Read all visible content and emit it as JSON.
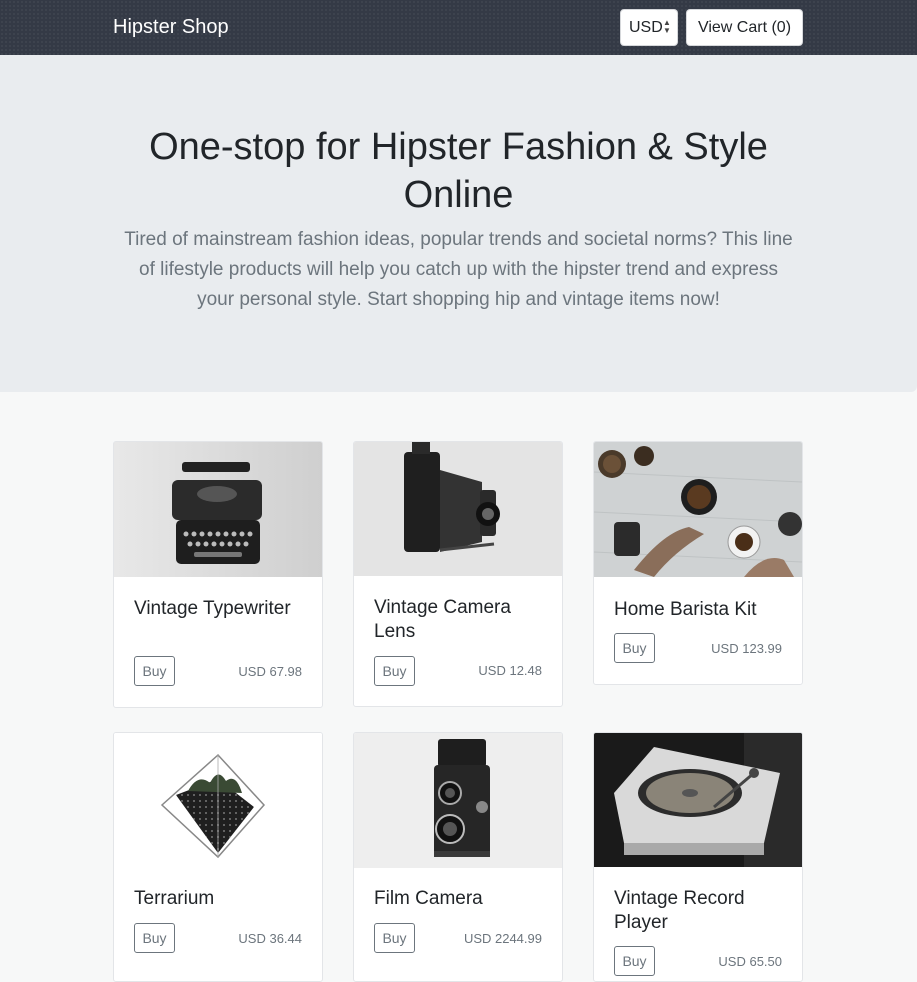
{
  "navbar": {
    "brand": "Hipster Shop",
    "currency": "USD",
    "cart_label": "View Cart (0)"
  },
  "hero": {
    "title": "One-stop for Hipster Fashion & Style Online",
    "subtitle": "Tired of mainstream fashion ideas, popular trends and societal norms? This line of lifestyle products will help you catch up with the hipster trend and express your personal style. Start shopping hip and vintage items now!"
  },
  "products": [
    {
      "name": "Vintage Typewriter",
      "buy_label": "Buy",
      "price": "USD 67.98",
      "icon": "typewriter-image"
    },
    {
      "name": "Vintage Camera Lens",
      "buy_label": "Buy",
      "price": "USD 12.48",
      "icon": "camera-lens-image"
    },
    {
      "name": "Home Barista Kit",
      "buy_label": "Buy",
      "price": "USD 123.99",
      "icon": "barista-kit-image"
    },
    {
      "name": "Terrarium",
      "buy_label": "Buy",
      "price": "USD 36.44",
      "icon": "terrarium-image"
    },
    {
      "name": "Film Camera",
      "buy_label": "Buy",
      "price": "USD 2244.99",
      "icon": "film-camera-image"
    },
    {
      "name": "Vintage Record Player",
      "buy_label": "Buy",
      "price": "USD 65.50",
      "icon": "record-player-image"
    }
  ]
}
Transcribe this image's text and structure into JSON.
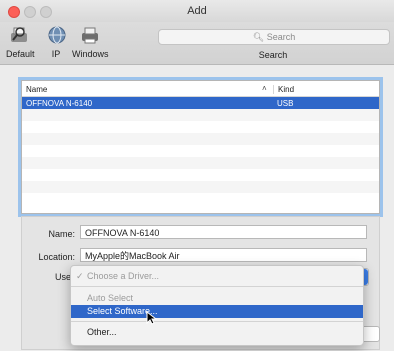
{
  "window": {
    "title": "Add"
  },
  "toolbar": {
    "default_label": "Default",
    "ip_label": "IP",
    "windows_label": "Windows",
    "search_placeholder": "Search",
    "search_label": "Search"
  },
  "list": {
    "columns": {
      "name": "Name",
      "kind": "Kind"
    },
    "rows": [
      {
        "name": "OFFNOVA N-6140",
        "kind": "USB",
        "selected": true
      }
    ]
  },
  "details": {
    "name_label": "Name:",
    "name_value": "OFFNOVA N-6140",
    "location_label": "Location:",
    "location_value": "MyApple的MacBook Air",
    "use_label": "Use"
  },
  "use_menu": {
    "items": [
      {
        "label": "Choose a Driver...",
        "state": "checked-disabled"
      },
      {
        "label": "Auto Select",
        "state": "disabled"
      },
      {
        "label": "Select Software...",
        "state": "highlighted"
      },
      {
        "label": "Other...",
        "state": "normal"
      }
    ]
  },
  "colors": {
    "selection": "#2f67c9",
    "focus_ring": "#9cc3ec",
    "close": "#fc5f57"
  }
}
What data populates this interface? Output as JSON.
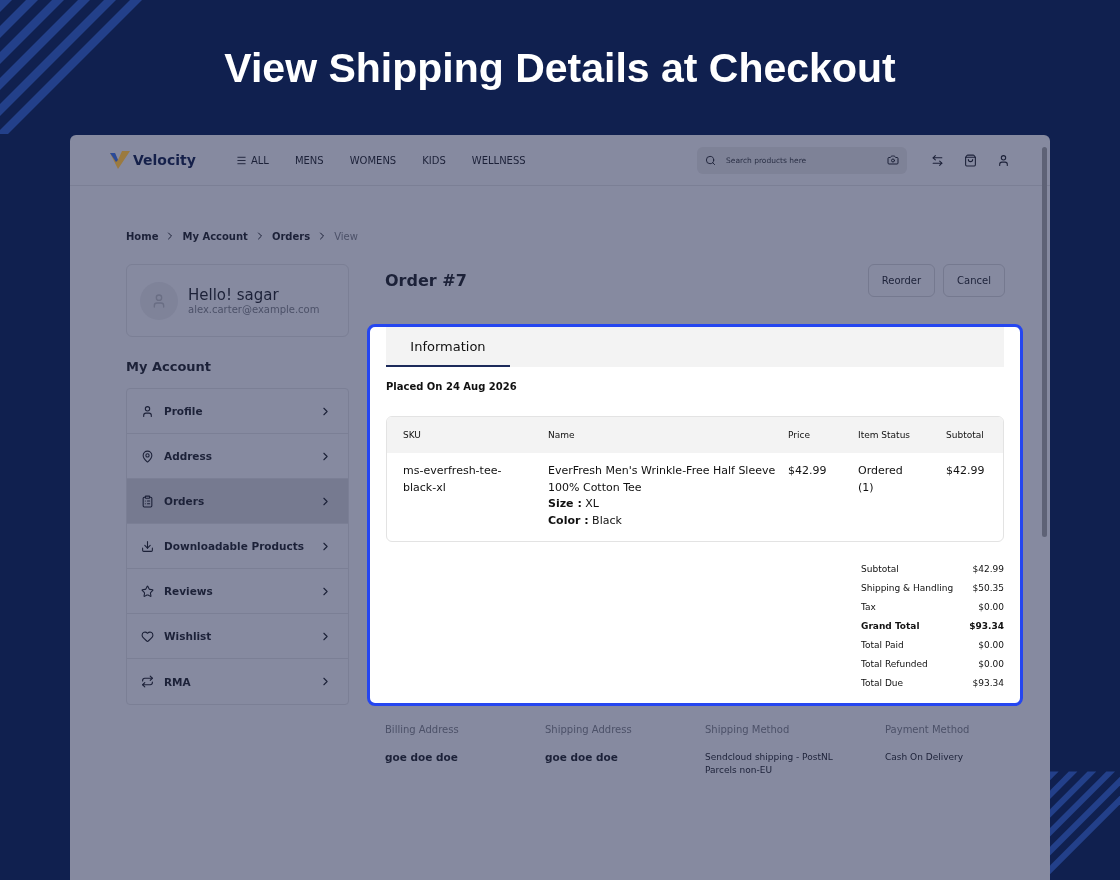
{
  "headline": "View Shipping Details at Checkout",
  "header": {
    "logo": "Velocity",
    "nav": [
      {
        "label": "ALL",
        "kind": "menu"
      },
      {
        "label": "MENS",
        "kind": "link"
      },
      {
        "label": "WOMENS",
        "kind": "link"
      },
      {
        "label": "KIDS",
        "kind": "link"
      },
      {
        "label": "WELLNESS",
        "kind": "link"
      }
    ],
    "search": {
      "placeholder": "Search products here"
    }
  },
  "breadcrumb": [
    {
      "label": "Home",
      "current": false
    },
    {
      "label": "My Account",
      "current": false
    },
    {
      "label": "Orders",
      "current": false
    },
    {
      "label": "View",
      "current": true
    }
  ],
  "profile": {
    "greeting": "Hello! sagar",
    "email": "alex.carter@example.com"
  },
  "sidebar": {
    "title": "My Account",
    "items": [
      {
        "label": "Profile",
        "selected": false
      },
      {
        "label": "Address",
        "selected": false
      },
      {
        "label": "Orders",
        "selected": true
      },
      {
        "label": "Downloadable Products",
        "selected": false
      },
      {
        "label": "Reviews",
        "selected": false
      },
      {
        "label": "Wishlist",
        "selected": false
      },
      {
        "label": "RMA",
        "selected": false
      }
    ]
  },
  "order": {
    "title": "Order #7",
    "buttons": [
      "Reorder",
      "Cancel"
    ],
    "tabs": [
      {
        "label": "Information",
        "selected": true
      }
    ],
    "placed": "Placed On 24 Aug 2026",
    "table": {
      "columns": [
        "SKU",
        "Name",
        "Price",
        "Item Status",
        "Subtotal"
      ],
      "rows": [
        {
          "sku": "ms-everfresh-tee-black-xl",
          "name": "EverFresh Men's Wrinkle-Free Half Sleeve 100% Cotton Tee",
          "options": [
            "**Size :** XL",
            "**Color :** Black"
          ],
          "price": "$42.99",
          "status": "Ordered (1)",
          "subtotal": "$42.99"
        }
      ]
    },
    "totals": [
      {
        "label": "Subtotal",
        "value": "$42.99",
        "bold": false
      },
      {
        "label": "Shipping & Handling",
        "value": "$50.35",
        "bold": false
      },
      {
        "label": "Tax",
        "value": "$0.00",
        "bold": false
      },
      {
        "label": "Grand Total",
        "value": "$93.34",
        "bold": true
      },
      {
        "label": "Total Paid",
        "value": "$0.00",
        "bold": false
      },
      {
        "label": "Total Refunded",
        "value": "$0.00",
        "bold": false
      },
      {
        "label": "Total Due",
        "value": "$93.34",
        "bold": false
      }
    ],
    "details": [
      {
        "label": "Billing Address",
        "value": "goe doe doe",
        "kind": "name"
      },
      {
        "label": "Shipping Address",
        "value": "goe doe doe",
        "kind": "name"
      },
      {
        "label": "Shipping Method",
        "value": "Sendcloud shipping - PostNL Parcels non-EU",
        "kind": "text"
      },
      {
        "label": "Payment Method",
        "value": "Cash On Delivery",
        "kind": "text"
      }
    ]
  }
}
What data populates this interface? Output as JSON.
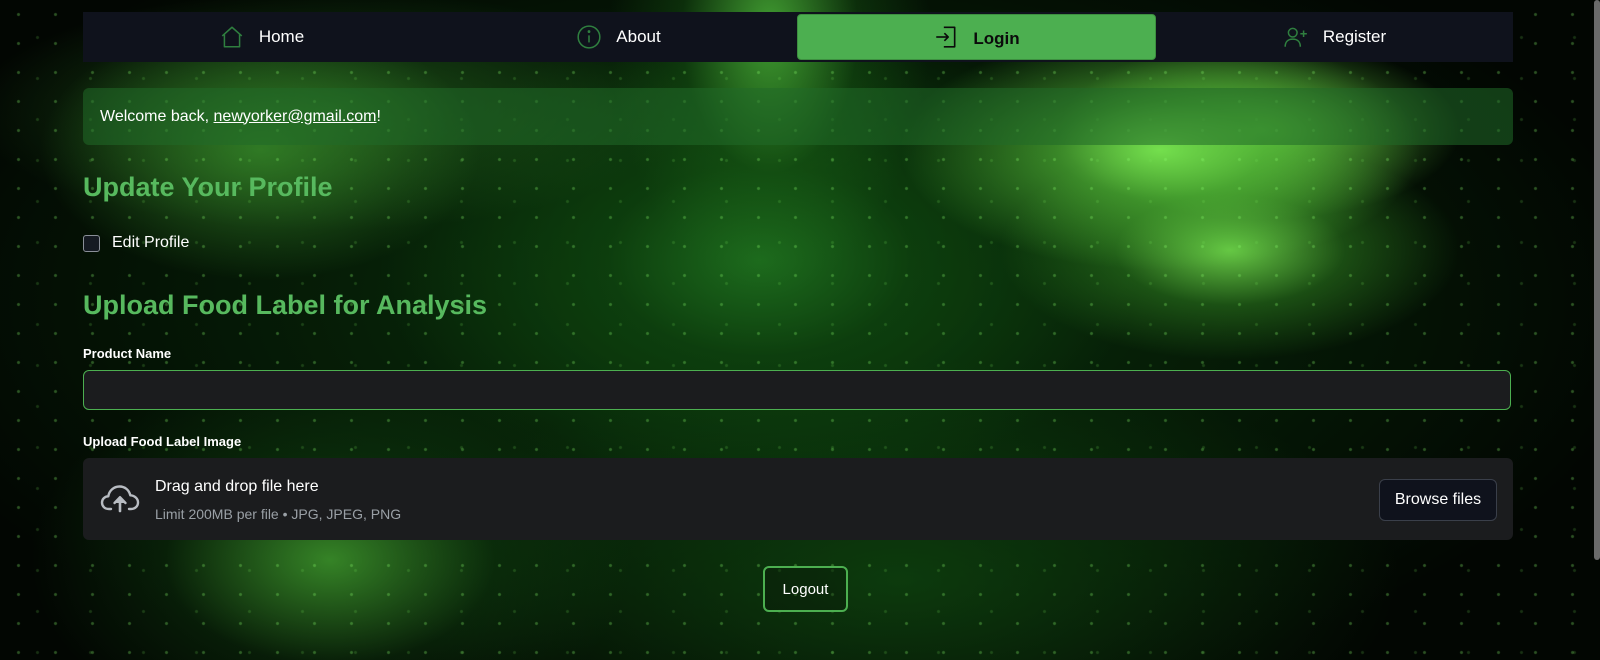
{
  "nav": {
    "items": [
      {
        "label": "Home",
        "icon": "home-icon"
      },
      {
        "label": "About",
        "icon": "info-icon"
      },
      {
        "label": "Login",
        "icon": "login-icon",
        "active": true
      },
      {
        "label": "Register",
        "icon": "add-user-icon"
      }
    ]
  },
  "welcome": {
    "prefix": "Welcome back, ",
    "email": "newyorker@gmail.com",
    "suffix": "!"
  },
  "profile": {
    "heading": "Update Your Profile",
    "checkbox_label": "Edit Profile",
    "checked": false
  },
  "upload": {
    "heading": "Upload Food Label for Analysis",
    "product_name_label": "Product Name",
    "product_name_value": "",
    "image_label": "Upload Food Label Image",
    "dropzone_title": "Drag and drop file here",
    "dropzone_limit": "Limit 200MB per file • JPG, JPEG, PNG",
    "browse_label": "Browse files"
  },
  "logout_label": "Logout",
  "colors": {
    "accent": "#4caf50",
    "heading": "#57b95e",
    "nav_bg": "#0f121c",
    "input_bg": "#1b1c1e"
  }
}
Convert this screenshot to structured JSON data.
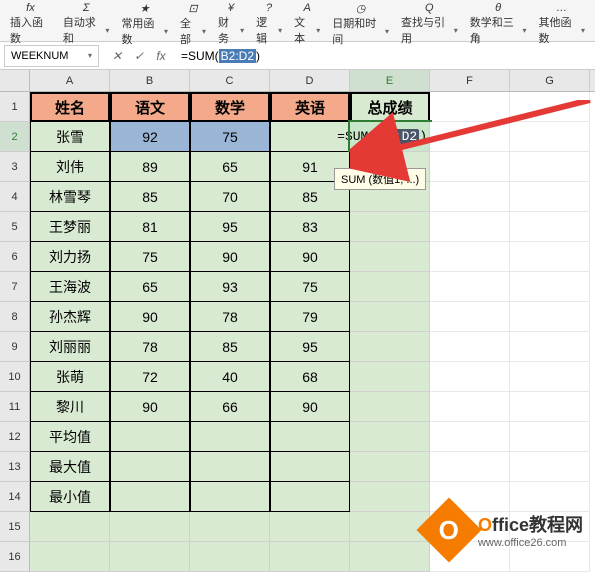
{
  "ribbon": {
    "items": [
      {
        "icon": "fx",
        "label": "插入函数"
      },
      {
        "icon": "Σ",
        "label": "自动求和"
      },
      {
        "icon": "★",
        "label": "常用函数"
      },
      {
        "icon": "?",
        "label": "全部"
      },
      {
        "icon": "¥",
        "label": "财务"
      },
      {
        "icon": "?",
        "label": "逻辑"
      },
      {
        "icon": "A",
        "label": "文本"
      },
      {
        "icon": "◷",
        "label": "日期和时间"
      },
      {
        "icon": "Q",
        "label": "查找与引用"
      },
      {
        "icon": "θ",
        "label": "数学和三角"
      },
      {
        "icon": "…",
        "label": "其他函数"
      }
    ]
  },
  "nameBox": "WEEKNUM",
  "formulaBar": {
    "prefix": "=SUM(",
    "range": "B2:D2",
    "suffix": ")"
  },
  "columns": [
    "A",
    "B",
    "C",
    "D",
    "E",
    "F",
    "G"
  ],
  "headerRow": [
    "姓名",
    "语文",
    "数学",
    "英语",
    "总成绩"
  ],
  "rows": [
    {
      "n": "1"
    },
    {
      "n": "2",
      "name": "张雪",
      "vals": [
        "92",
        "75",
        ""
      ],
      "edit": true
    },
    {
      "n": "3",
      "name": "刘伟",
      "vals": [
        "89",
        "65",
        "91"
      ]
    },
    {
      "n": "4",
      "name": "林雪琴",
      "vals": [
        "85",
        "70",
        "85"
      ]
    },
    {
      "n": "5",
      "name": "王梦丽",
      "vals": [
        "81",
        "95",
        "83"
      ]
    },
    {
      "n": "6",
      "name": "刘力扬",
      "vals": [
        "75",
        "90",
        "90"
      ]
    },
    {
      "n": "7",
      "name": "王海波",
      "vals": [
        "65",
        "93",
        "75"
      ]
    },
    {
      "n": "8",
      "name": "孙杰辉",
      "vals": [
        "90",
        "78",
        "79"
      ]
    },
    {
      "n": "9",
      "name": "刘丽丽",
      "vals": [
        "78",
        "85",
        "95"
      ]
    },
    {
      "n": "10",
      "name": "张萌",
      "vals": [
        "72",
        "40",
        "68"
      ]
    },
    {
      "n": "11",
      "name": "黎川",
      "vals": [
        "90",
        "66",
        "90"
      ]
    },
    {
      "n": "12",
      "name": "平均值",
      "vals": [
        "",
        "",
        ""
      ]
    },
    {
      "n": "13",
      "name": "最大值",
      "vals": [
        "",
        "",
        ""
      ]
    },
    {
      "n": "14",
      "name": "最小值",
      "vals": [
        "",
        "",
        ""
      ]
    },
    {
      "n": "15"
    },
    {
      "n": "16"
    }
  ],
  "editFormula": {
    "prefix": "=SUM(",
    "range": "B2:D2",
    "suffix": ")"
  },
  "tooltip": "SUM (数值1, ...)",
  "watermark": {
    "badge": "O",
    "titlePrefix": "O",
    "titleRest": "ffice教程网",
    "url": "www.office26.com"
  }
}
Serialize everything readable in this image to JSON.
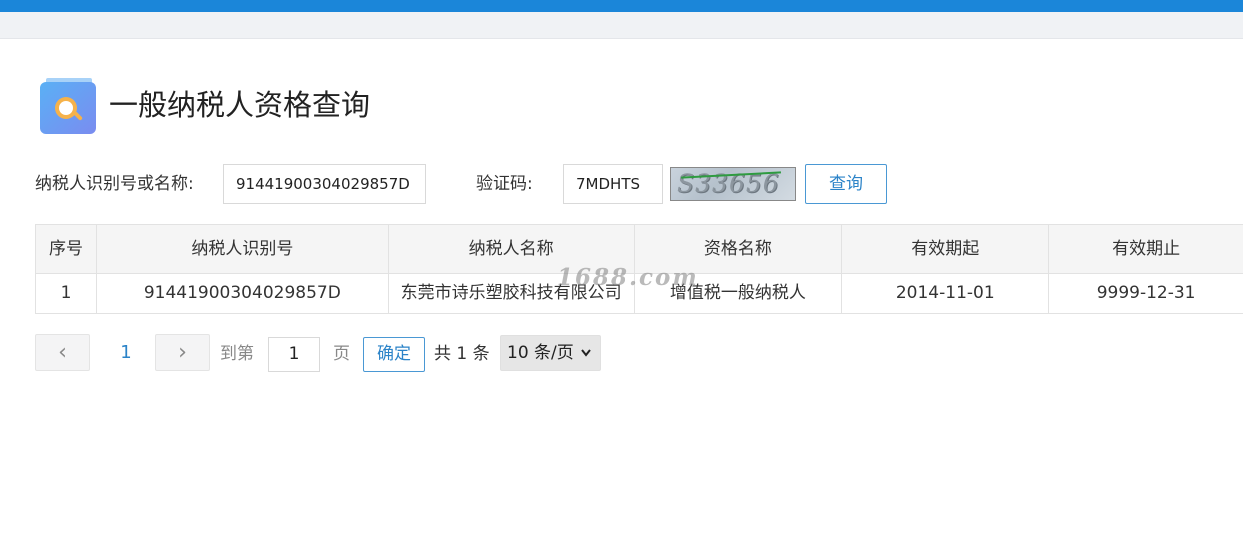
{
  "header": {
    "title": "一般纳税人资格查询"
  },
  "form": {
    "taxpayer_label": "纳税人识别号或名称:",
    "taxpayer_value": "91441900304029857D",
    "captcha_label": "验证码:",
    "captcha_value": "7MDHTS",
    "captcha_image_text": "S33656",
    "query_button": "查询"
  },
  "table": {
    "headers": [
      "序号",
      "纳税人识别号",
      "纳税人名称",
      "资格名称",
      "有效期起",
      "有效期止"
    ],
    "rows": [
      [
        "1",
        "91441900304029857D",
        "东莞市诗乐塑胶科技有限公司",
        "增值税一般纳税人",
        "2014-11-01",
        "9999-12-31"
      ]
    ]
  },
  "watermark": "1688.com",
  "pagination": {
    "prev_icon": "‹",
    "next_icon": "›",
    "current_page": "1",
    "goto_label": "到第",
    "goto_value": "1",
    "page_label": "页",
    "confirm_button": "确定",
    "total_text": "共 1 条",
    "page_size": "10 条/页",
    "page_size_icon": "chevron-down-icon"
  },
  "colors": {
    "top_bar": "#1b86d9",
    "accent": "#2b83c8"
  }
}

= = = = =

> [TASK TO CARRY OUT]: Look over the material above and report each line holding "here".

> [EXERCISE ANSWER]:
      "placeholder": "Search products here"
    "dropzone_title": "Drag and drop file here",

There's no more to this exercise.